++++ Input ++++
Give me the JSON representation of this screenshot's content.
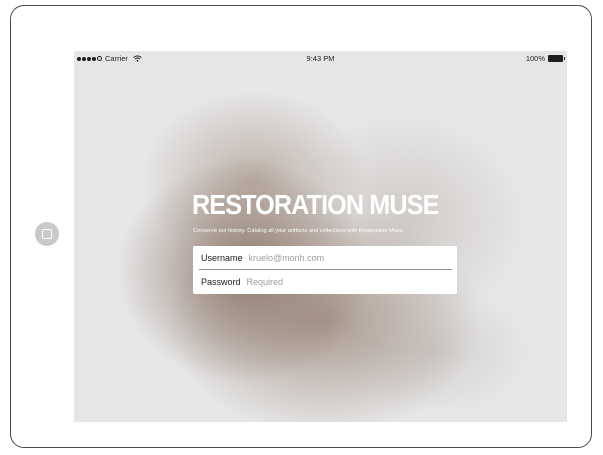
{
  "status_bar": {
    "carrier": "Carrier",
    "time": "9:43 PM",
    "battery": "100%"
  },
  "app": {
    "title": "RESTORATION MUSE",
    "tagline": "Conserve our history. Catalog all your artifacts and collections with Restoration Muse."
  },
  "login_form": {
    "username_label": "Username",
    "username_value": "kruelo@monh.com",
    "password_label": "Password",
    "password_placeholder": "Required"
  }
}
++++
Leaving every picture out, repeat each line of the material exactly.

## Response
Give me the JSON representation of this screenshot's content.
{
  "status_bar": {
    "carrier": "Carrier",
    "time": "9:43 PM",
    "battery": "100%"
  },
  "app": {
    "title": "RESTORATION MUSE",
    "tagline": "Conserve our history. Catalog all your artifacts and collections with Restoration Muse."
  },
  "login_form": {
    "username_label": "Username",
    "username_value": "kruelo@monh.com",
    "password_label": "Password",
    "password_placeholder": "Required"
  }
}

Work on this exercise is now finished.